Too little attention has been paid to Ronald Reagan's well-prepare recital of the goals of his evolving Middle East policy in his press conference last week. He said that the United States hoped to end the bloodshed in Lebanon, restore a government there, clear out all the foreign forces, tranquillize the Lebanese-Israeli border and:
"...to once and for all, when these other things are accomplished, once and for all to deal with the problem of the Palestinians, and settle that problem within the proposals and the suggestions that were made in the Camp David accords."
I skipped past these words when the president spoke them on June 30. Going back, however, I am convinced that if he means them or--perhaps more to the point--if he can be held to them and given help in turning them into reality, then he has made an immensely significant turn.
These words supply the piece that has been missing from all the formulas that have been bandied about for a fresh approach to the Mideast in the wake of the war in Lebanon: evidence of a presidential understanding of what needs to be done and of a presidential commitment to do it.
To which I say: go for it.
Reagan is fundamentally right in altering the emphasis of his policy in the area from the pursuit of an anti-communist "strategic consensus" to a quest for an Israeli-Palestinian settlement. Suffice it to say that the war in Lebanon demonstrated the irrelevance of the earlier ordering of priorities. Without a lot of heavy breathing, the president seems to have drawn exactly the proper conclusion.
He is also right in setting aside, again quietly, his longstanding ambivalence toward the Camp David accords, which he has now explicitly affirmed as the vehicle of American policy. I have never understood whether Reagan hung back because he objected to the full role Camp David offered the Palestinians or because he did not wish to put a seal of approval on Jimmy Carter's handiwork.
He could get away with disparaging Camp David, without offering any alternative, while he felt no urgency about the Palestinian question. But once he felt urgency, I surmise, he had to accept that to replace Camp David would lose an impossible amount of time and waste American political capital on argument over procedure.
Many people in the Arab world, Europe and elsewhere, have long ago written off Camp David. But I suspect their true objection is not to the agreement as such but to what they have perceived as an inadequate American dedication to what Palestinians might get out of it.

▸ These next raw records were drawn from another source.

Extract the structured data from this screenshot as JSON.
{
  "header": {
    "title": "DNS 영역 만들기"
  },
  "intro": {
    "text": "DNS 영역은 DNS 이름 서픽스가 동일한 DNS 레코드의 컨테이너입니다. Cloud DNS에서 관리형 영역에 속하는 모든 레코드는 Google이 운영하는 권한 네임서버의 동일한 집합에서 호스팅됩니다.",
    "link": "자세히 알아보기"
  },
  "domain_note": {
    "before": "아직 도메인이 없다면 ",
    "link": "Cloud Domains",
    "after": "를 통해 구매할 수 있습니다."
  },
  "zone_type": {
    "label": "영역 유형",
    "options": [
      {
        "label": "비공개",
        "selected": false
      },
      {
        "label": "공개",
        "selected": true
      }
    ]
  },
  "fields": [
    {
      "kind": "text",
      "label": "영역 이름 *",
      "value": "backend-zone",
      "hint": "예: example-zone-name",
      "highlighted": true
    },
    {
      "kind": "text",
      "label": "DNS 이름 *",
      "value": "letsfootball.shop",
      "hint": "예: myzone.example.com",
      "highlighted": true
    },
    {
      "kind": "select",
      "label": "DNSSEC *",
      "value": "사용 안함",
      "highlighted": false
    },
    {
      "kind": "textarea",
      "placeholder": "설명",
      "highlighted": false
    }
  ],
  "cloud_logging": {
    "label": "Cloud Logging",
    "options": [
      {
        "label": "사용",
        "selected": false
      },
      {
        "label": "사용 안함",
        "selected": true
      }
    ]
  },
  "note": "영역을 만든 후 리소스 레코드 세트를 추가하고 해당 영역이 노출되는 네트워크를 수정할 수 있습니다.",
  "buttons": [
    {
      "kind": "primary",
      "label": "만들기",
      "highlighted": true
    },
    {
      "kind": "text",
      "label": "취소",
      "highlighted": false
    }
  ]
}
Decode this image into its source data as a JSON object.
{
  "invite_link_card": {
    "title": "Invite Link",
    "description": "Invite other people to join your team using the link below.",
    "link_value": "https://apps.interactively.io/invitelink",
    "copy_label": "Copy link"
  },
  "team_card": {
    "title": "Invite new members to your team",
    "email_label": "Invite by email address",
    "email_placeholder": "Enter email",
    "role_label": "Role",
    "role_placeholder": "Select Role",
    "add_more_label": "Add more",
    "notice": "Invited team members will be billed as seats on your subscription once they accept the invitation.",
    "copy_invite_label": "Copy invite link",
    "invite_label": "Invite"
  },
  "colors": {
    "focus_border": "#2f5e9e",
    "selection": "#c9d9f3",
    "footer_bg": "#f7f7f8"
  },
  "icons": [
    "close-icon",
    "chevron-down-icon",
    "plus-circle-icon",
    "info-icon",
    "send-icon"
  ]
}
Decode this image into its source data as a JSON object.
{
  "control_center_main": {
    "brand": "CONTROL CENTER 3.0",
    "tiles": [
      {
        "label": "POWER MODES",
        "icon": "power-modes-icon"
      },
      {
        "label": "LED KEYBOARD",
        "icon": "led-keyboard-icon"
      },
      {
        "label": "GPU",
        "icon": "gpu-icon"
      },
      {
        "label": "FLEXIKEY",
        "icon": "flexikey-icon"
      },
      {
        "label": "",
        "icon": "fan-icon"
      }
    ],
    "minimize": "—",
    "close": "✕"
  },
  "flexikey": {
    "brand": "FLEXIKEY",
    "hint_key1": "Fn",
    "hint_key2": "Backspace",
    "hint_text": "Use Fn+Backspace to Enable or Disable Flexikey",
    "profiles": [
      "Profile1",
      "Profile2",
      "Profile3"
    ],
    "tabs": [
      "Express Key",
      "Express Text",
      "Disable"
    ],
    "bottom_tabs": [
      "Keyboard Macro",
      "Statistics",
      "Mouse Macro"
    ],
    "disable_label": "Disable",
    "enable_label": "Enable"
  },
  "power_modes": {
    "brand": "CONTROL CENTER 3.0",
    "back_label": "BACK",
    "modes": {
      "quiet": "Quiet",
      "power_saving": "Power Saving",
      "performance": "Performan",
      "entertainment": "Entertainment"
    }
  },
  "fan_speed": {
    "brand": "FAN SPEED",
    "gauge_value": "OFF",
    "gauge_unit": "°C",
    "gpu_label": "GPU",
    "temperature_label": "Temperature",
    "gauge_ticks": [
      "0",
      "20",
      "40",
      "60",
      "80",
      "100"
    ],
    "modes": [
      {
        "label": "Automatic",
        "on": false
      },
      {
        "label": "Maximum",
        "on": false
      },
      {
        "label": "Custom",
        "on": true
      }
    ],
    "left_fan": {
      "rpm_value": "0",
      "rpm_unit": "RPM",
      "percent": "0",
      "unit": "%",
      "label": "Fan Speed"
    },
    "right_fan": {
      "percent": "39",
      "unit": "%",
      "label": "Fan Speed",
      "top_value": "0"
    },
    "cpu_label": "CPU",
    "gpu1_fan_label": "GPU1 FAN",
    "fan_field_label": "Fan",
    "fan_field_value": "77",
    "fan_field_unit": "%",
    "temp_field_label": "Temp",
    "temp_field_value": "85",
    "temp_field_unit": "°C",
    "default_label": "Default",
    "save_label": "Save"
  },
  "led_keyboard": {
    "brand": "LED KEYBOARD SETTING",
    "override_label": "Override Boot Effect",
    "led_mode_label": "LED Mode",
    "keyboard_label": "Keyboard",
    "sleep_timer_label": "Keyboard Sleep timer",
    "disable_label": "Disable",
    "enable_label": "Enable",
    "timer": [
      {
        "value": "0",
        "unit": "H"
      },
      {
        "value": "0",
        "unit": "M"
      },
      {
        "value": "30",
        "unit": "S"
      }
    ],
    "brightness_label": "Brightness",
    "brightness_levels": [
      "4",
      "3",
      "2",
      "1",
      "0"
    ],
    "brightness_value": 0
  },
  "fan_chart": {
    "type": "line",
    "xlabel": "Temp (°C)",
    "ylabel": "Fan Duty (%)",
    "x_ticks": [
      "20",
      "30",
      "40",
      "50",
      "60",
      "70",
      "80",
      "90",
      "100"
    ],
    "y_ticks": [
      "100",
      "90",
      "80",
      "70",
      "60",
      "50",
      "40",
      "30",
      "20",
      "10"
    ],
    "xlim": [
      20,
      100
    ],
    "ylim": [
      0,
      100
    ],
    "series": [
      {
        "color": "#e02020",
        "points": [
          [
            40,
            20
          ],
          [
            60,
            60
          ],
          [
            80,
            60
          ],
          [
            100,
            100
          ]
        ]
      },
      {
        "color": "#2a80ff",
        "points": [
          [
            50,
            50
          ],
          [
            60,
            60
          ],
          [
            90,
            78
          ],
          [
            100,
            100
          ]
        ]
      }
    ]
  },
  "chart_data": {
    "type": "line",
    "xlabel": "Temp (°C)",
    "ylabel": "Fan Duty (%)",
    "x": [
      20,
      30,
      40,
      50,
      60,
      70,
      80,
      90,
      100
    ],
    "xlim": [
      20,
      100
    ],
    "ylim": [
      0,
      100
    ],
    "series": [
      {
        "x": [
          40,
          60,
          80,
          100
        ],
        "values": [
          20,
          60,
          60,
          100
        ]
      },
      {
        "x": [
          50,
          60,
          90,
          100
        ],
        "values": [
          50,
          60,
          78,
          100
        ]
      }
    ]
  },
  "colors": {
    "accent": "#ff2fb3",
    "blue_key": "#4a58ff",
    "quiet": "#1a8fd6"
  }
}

Reagan spoke only in outline the other day. He appeared to be offering a package.
To the Israelis he was saying: the United States is willing not only to take the heat for your Lebanese operation but also to use the opening it provided to restore Lebanon and to "guarantee" the Lebanese-Israeli border. In turn, you Israelis must give the Palestinian part of the Camp David accords the fair chance that Menachem Begin promised when he negotiated and signed them.
To the Palestinians he was saying: if you cooperate with American purposes in Lebanon, then "when these other things are accomplished" the United States will help you get what Camp David offered on the West Bank and Gaza.
There are great difficulties. What Israel plainly had in mind in Lebanon, besides securing its northern frontier, was to intimidate the West Bank-Gaza Palestinians and thrust upon them a form of autonomy mocking the original Begin promise. If Reagan is as serious as top policymakers say--and we should know this quite soon--then a new stage in American-Israeli relations is due.
A new stage in American-Palestinian relations is also conceivable--faintly but in my view distinctly conceivable. What Reagan called the "armed PLO" is in ruins: defeated by the Israelis, abandoned by all the other Arabs, spurned by Reagan and most Americans. To what might be termed the political PLO, however, Reagan offers a tremendous incentive: the military way failed you utterly, he says, so accept the only alternative, the political way, and see what it will do for you.